(Activity):
Omit the images and retype the records verbatim.

*** Exercise data ***

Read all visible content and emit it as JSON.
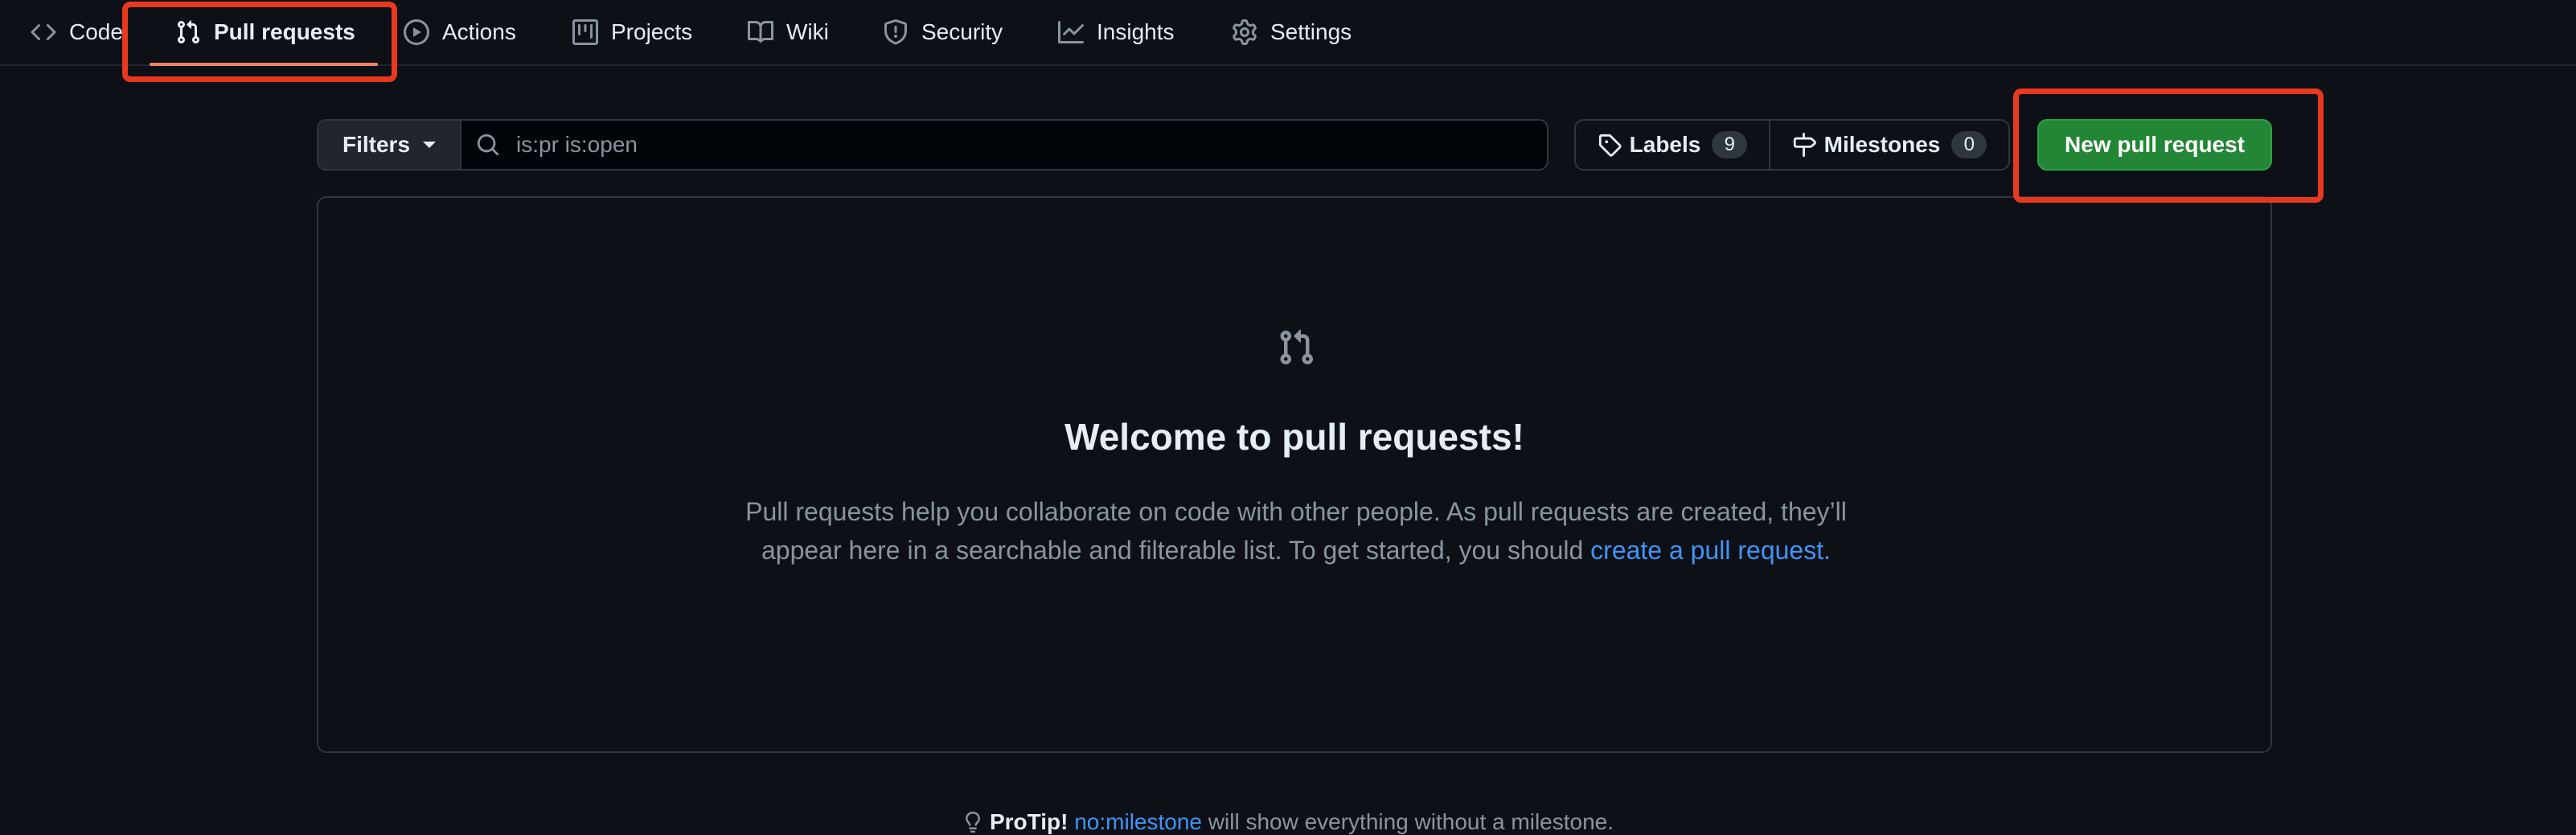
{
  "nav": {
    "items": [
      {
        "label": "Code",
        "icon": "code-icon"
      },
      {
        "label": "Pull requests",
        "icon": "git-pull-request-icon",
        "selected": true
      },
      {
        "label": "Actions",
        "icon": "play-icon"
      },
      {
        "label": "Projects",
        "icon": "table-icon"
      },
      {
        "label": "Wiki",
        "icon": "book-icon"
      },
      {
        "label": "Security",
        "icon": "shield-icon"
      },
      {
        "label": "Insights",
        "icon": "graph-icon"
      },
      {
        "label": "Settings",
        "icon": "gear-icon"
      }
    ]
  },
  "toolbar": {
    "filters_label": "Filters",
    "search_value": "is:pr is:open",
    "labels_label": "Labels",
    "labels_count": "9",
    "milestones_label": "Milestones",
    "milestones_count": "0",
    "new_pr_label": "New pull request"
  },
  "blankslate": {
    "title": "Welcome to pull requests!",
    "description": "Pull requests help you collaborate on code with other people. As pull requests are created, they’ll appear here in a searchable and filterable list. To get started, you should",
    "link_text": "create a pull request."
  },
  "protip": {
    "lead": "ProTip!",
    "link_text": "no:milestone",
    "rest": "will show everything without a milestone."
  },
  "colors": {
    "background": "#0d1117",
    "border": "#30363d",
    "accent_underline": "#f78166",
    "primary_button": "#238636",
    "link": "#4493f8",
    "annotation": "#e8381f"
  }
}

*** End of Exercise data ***

(Answer area):
Read all visible content and emit it as JSON.
{
  "nav": {
    "items": [
      {
        "label": "Code",
        "icon": "code-icon"
      },
      {
        "label": "Pull requests",
        "icon": "git-pull-request-icon",
        "selected": true
      },
      {
        "label": "Actions",
        "icon": "play-icon"
      },
      {
        "label": "Projects",
        "icon": "table-icon"
      },
      {
        "label": "Wiki",
        "icon": "book-icon"
      },
      {
        "label": "Security",
        "icon": "shield-icon"
      },
      {
        "label": "Insights",
        "icon": "graph-icon"
      },
      {
        "label": "Settings",
        "icon": "gear-icon"
      }
    ]
  },
  "toolbar": {
    "filters_label": "Filters",
    "search_value": "is:pr is:open",
    "labels_label": "Labels",
    "labels_count": "9",
    "milestones_label": "Milestones",
    "milestones_count": "0",
    "new_pr_label": "New pull request"
  },
  "blankslate": {
    "title": "Welcome to pull requests!",
    "description": "Pull requests help you collaborate on code with other people. As pull requests are created, they’ll appear here in a searchable and filterable list. To get started, you should",
    "link_text": "create a pull request."
  },
  "protip": {
    "lead": "ProTip!",
    "link_text": "no:milestone",
    "rest": "will show everything without a milestone."
  },
  "colors": {
    "background": "#0d1117",
    "border": "#30363d",
    "accent_underline": "#f78166",
    "primary_button": "#238636",
    "link": "#4493f8",
    "annotation": "#e8381f"
  }
}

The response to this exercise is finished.